Currently, even optimal therapy of cryptococcal meningitis is associated with appreciable mortality, drug toxicity, and prolonged hospitalization. Ketoconazole, a new oral imidazole, has therefore been evaluated in a murine model of cryptococcosis. Cryptococcal meningitis was induced in BALB/c mice by intracranial injection of Cryptococcus neoformans. The mice developed infection characterized by diffuse meningitis and extracerebral dissemination. Oral ketoconazole therapy prolonged survival of infected mice, but most mice ultimately succumbed to infection. Ketoconazole dramatically reduced the cryptococcal counts in the liver, but had minimal effect on counts in the brain. Paralleling these results were high concentrations of ketoconazole found in lung, spleen, and heart muscle and lower concentrations (2 to 5 μg/ml) found in the brain. The detection of biologically active drug in the brain, and the prolongation of survival afforded by ketoconazole, suggest a potential role for this agent in the therapy of cryptococcal meningitis.

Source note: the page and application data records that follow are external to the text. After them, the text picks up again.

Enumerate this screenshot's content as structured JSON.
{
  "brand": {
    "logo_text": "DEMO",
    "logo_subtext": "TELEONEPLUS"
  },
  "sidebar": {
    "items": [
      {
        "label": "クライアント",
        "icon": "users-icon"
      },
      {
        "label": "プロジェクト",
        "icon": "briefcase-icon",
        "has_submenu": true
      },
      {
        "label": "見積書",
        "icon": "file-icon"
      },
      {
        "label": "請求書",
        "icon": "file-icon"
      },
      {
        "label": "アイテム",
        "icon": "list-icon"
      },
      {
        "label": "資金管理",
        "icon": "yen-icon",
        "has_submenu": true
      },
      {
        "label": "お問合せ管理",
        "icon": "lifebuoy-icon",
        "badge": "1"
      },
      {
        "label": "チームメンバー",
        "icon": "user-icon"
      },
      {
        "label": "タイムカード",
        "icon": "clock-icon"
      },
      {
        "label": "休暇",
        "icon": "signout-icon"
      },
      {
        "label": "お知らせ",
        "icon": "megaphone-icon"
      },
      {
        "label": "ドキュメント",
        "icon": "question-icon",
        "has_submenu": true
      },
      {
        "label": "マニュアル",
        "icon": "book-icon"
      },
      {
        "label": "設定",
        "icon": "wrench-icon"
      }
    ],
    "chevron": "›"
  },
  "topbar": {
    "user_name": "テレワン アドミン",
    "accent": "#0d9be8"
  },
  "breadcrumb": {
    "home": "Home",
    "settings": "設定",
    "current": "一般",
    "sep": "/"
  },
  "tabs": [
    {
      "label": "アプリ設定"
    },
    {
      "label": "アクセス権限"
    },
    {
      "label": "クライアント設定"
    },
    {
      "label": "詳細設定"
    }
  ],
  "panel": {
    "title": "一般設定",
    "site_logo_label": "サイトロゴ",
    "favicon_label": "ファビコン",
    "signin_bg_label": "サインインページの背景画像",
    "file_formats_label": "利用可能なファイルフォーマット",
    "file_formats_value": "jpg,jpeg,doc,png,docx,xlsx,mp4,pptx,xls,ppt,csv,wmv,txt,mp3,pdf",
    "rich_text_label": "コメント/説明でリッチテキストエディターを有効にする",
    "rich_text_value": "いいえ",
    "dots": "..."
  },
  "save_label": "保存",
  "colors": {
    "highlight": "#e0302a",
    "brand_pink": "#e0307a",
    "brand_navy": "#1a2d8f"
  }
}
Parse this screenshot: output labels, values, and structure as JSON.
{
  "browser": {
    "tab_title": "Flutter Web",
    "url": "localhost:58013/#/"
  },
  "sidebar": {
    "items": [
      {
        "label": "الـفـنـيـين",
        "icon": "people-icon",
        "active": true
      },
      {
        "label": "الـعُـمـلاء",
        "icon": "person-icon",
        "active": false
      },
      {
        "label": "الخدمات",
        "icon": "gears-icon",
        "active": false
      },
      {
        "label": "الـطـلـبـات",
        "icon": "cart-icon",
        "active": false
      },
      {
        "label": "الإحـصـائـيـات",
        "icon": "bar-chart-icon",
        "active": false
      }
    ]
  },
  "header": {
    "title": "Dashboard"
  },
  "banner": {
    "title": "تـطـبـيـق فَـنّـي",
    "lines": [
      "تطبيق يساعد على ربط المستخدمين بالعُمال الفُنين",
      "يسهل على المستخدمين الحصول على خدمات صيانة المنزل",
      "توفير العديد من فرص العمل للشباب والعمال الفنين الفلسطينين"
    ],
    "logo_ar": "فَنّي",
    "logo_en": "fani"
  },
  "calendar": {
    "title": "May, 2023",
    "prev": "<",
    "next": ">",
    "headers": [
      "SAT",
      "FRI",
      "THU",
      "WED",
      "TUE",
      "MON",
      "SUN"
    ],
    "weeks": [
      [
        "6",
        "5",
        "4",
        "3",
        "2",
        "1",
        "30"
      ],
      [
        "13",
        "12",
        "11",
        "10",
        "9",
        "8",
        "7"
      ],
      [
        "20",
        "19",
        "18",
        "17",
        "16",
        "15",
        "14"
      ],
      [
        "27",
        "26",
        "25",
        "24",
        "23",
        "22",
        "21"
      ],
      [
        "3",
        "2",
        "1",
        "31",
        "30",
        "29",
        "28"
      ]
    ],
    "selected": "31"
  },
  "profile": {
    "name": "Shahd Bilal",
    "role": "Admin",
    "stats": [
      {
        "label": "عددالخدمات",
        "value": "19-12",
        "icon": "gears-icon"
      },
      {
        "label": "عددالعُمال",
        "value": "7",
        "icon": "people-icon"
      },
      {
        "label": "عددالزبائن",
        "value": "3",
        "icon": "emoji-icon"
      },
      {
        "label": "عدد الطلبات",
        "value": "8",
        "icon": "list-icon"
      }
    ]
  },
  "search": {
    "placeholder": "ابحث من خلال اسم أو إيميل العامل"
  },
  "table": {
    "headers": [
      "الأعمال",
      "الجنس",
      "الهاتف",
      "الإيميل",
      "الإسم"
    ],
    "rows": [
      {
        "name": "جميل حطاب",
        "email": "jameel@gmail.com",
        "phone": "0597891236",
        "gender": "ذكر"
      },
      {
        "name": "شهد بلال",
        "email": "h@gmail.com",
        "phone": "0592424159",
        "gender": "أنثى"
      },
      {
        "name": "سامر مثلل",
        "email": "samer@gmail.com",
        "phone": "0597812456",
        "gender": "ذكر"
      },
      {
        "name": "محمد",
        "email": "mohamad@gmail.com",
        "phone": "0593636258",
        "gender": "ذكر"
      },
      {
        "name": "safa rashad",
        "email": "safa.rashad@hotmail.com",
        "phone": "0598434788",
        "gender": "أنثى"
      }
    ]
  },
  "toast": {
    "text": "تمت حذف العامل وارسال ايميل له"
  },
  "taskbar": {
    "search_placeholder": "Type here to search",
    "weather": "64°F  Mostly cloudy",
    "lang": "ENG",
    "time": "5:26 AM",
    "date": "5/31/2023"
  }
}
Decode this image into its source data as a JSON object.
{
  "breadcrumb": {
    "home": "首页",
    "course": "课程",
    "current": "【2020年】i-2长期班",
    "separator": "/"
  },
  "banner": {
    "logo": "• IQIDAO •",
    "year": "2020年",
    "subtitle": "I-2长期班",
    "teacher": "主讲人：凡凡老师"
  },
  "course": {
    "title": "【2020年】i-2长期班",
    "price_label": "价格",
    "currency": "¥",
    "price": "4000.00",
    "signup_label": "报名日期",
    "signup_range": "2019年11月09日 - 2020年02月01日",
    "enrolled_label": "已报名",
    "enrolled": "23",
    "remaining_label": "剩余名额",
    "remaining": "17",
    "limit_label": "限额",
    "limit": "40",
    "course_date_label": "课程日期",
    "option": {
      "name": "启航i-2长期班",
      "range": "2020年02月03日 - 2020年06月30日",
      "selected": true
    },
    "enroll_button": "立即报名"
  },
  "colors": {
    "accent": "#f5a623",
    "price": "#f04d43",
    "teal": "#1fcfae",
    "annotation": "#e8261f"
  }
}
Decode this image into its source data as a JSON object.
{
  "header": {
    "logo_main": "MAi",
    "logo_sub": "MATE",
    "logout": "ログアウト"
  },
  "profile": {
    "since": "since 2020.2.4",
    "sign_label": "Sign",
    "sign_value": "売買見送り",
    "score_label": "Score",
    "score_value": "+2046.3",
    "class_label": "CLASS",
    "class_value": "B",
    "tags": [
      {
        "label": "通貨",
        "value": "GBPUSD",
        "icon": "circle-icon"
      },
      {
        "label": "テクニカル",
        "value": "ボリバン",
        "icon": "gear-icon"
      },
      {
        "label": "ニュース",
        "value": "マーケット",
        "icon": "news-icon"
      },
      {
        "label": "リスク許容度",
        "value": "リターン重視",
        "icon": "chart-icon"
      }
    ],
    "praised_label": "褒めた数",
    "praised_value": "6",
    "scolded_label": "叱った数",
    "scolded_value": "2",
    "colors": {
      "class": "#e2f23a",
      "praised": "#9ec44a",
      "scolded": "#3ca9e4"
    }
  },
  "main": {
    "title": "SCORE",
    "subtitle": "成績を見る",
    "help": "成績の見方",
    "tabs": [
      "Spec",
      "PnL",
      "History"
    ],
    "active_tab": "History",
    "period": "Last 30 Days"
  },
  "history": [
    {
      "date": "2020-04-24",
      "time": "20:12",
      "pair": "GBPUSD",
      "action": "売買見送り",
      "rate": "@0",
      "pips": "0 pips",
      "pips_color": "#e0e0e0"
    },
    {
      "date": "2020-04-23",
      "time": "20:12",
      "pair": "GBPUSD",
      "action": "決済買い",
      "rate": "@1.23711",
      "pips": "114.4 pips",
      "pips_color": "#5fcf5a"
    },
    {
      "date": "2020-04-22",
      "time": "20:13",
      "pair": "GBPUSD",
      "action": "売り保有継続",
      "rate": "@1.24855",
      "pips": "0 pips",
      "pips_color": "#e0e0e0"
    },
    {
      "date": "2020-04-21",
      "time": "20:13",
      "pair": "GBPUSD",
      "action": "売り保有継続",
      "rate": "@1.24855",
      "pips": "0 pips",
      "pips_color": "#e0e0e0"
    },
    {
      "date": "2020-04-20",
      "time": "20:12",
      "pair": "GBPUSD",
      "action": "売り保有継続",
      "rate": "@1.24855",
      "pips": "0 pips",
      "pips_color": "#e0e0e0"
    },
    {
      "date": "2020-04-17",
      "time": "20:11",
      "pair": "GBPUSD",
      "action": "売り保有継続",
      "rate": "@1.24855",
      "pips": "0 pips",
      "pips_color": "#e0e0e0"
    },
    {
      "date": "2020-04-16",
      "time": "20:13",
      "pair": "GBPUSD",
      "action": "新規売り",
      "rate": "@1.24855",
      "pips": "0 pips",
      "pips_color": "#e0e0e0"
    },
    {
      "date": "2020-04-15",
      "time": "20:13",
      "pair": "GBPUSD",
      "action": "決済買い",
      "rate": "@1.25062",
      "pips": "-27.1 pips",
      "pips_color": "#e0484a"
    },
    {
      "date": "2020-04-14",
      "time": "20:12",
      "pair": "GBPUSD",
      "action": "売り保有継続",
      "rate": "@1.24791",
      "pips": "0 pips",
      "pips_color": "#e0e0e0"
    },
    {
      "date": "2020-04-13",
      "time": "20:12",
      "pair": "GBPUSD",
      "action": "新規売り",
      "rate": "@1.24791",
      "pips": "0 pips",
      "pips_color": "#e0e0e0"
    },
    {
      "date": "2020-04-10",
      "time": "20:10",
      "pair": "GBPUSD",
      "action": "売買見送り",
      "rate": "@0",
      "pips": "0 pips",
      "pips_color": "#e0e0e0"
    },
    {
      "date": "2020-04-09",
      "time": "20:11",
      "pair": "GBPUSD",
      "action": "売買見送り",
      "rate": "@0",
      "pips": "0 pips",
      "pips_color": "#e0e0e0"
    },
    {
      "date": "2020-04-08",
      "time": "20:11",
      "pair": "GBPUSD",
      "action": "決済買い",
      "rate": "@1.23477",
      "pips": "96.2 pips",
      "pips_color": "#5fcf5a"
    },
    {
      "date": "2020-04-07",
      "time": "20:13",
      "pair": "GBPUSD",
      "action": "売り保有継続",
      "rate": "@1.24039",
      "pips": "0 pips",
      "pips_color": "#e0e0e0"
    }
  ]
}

|Original language||English (US)|
|Number of pages||5|
|Journal||American Review of Respiratory Disease|
|State||Published - 1982|
ASJC Scopus subject areas
- Pulmonary and Respiratory Medicine